7 Drowsy Dividend Stocks to Sell or Stay Away From

The Dow Jones Industrial Average hit an all-time high of 29,551.42 on Feb.

(Image credit: Getty Images)

The Dow Jones Industrial Average hit an all-time high of 29,551.42 on Feb. 12. Investors continued to pile into stocks despite excessive valuations and global fears of the coronavirus – an outbreak that has already made SARS relatively tame by comparison.

The worst, investors thought, was over. The number of new cases had plateaued. Then news surfaced Feb. 24 that cases of coronavirus were surging outside China. The Dow lost 14% of its value over the next five days of trading, closing at 25.409.36. The Dow has continued to log massive price swings since then.

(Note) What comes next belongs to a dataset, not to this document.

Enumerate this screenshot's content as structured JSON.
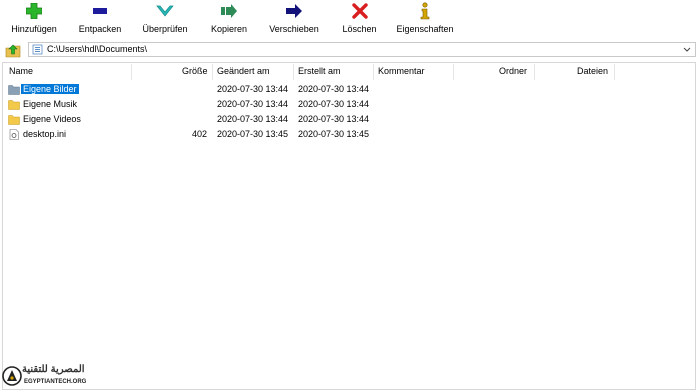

Volatility is back, and investors seeking shelter from this storm might be interested in owning dividend stocks to ride it out. That's a good idea, but remember: Dividend-paying companies are not all the same.

The DIVCON system (opens in new tab) from exchange-traded fund provider Reality Shares is helpful in an environment like this when quality is essential. DIVCON's methodology uses a five-tier rating to provide a snapshot of companies' dividend health, where DIVCON 5 indicates the highest probability for a dividend increase, and DIVCON 1 the highest probability for a dividend cut. And within each of these ratings is a composite score determined by cash flow, earnings, stock buybacks and other vital factors.

If dividend safety is your focus, you want to own DIVCON 5 stocks because they are the crème de la crème of dividend safety – and more likely to keep the dividend increases. The lower the score, the more cautious you should be.

Here are seven dividend stocks to sell or stay away from based on low DIVCON ratings over the past couple of months. While the fundamentals behind the scores are hardly death sentences, these stocks are best avoided or sold so you can put your money to work in more resilient opportunities.

Data is as of March 4. Dividend yields are calculated by annualizing the most recent payout and dividing by the share price.

Will Ashworth
Contributing Writer, Kiplinger.com

Will has written professionally for investment and finance publications in both the U.S. and Canada since 2004. A native of Toronto, Canada, his sole objective is to help people become better and more informed investors. Fascinated by how companies make money, he's a keen student of business history. Married and now living in Halifax, Nova Scotia, he's also got an interest in equity and debt crowdfunding.